◆ **What you need to do**
Exact copies of the records below are needed, free of pictures.
**** Records shown
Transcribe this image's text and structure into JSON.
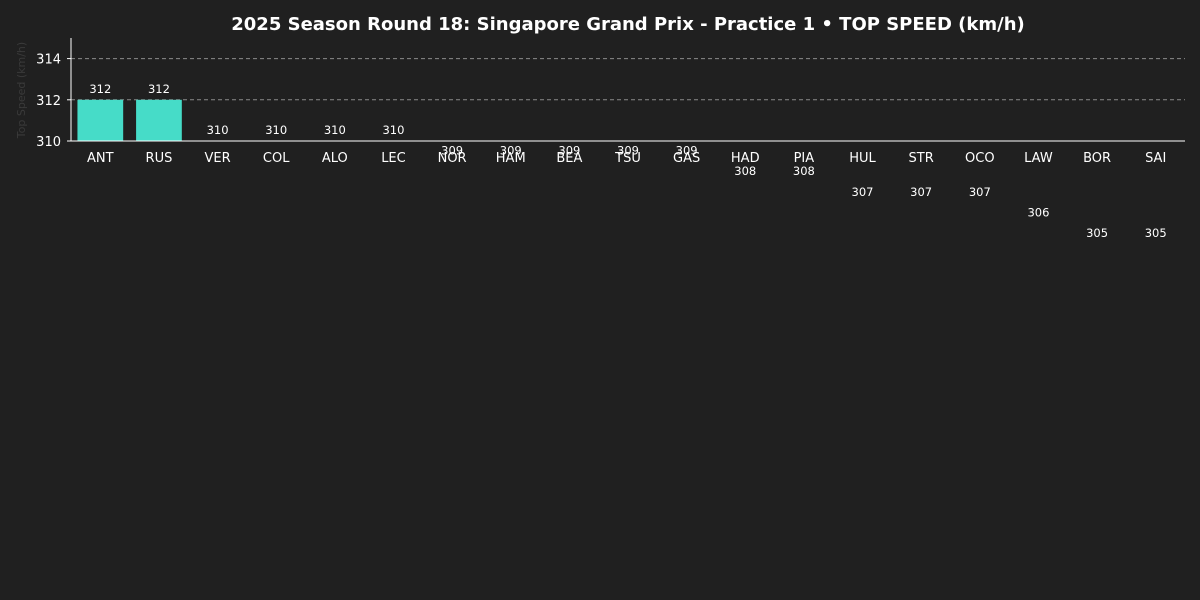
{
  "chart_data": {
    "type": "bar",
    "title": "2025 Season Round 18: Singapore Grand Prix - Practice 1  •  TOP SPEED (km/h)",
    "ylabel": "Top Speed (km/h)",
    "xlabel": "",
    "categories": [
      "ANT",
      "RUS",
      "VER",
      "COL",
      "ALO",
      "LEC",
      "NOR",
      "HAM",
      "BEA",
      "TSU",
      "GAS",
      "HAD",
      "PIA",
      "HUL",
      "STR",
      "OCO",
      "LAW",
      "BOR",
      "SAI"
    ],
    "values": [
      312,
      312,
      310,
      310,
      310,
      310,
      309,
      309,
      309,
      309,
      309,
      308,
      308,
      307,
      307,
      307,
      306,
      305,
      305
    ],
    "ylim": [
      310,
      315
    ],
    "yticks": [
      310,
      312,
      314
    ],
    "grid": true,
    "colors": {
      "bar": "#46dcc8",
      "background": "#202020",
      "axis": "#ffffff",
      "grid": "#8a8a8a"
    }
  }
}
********
◆ **Written solution**
Transcribe this image's text and structure into JSON.
{
  "chart_data": {
    "type": "bar",
    "title": "2025 Season Round 18: Singapore Grand Prix - Practice 1  •  TOP SPEED (km/h)",
    "ylabel": "Top Speed (km/h)",
    "xlabel": "",
    "categories": [
      "ANT",
      "RUS",
      "VER",
      "COL",
      "ALO",
      "LEC",
      "NOR",
      "HAM",
      "BEA",
      "TSU",
      "GAS",
      "HAD",
      "PIA",
      "HUL",
      "STR",
      "OCO",
      "LAW",
      "BOR",
      "SAI"
    ],
    "values": [
      312,
      312,
      310,
      310,
      310,
      310,
      309,
      309,
      309,
      309,
      309,
      308,
      308,
      307,
      307,
      307,
      306,
      305,
      305
    ],
    "ylim": [
      310,
      315
    ],
    "yticks": [
      310,
      312,
      314
    ],
    "grid": true,
    "colors": {
      "bar": "#46dcc8",
      "background": "#202020",
      "axis": "#ffffff",
      "grid": "#8a8a8a"
    }
  }
}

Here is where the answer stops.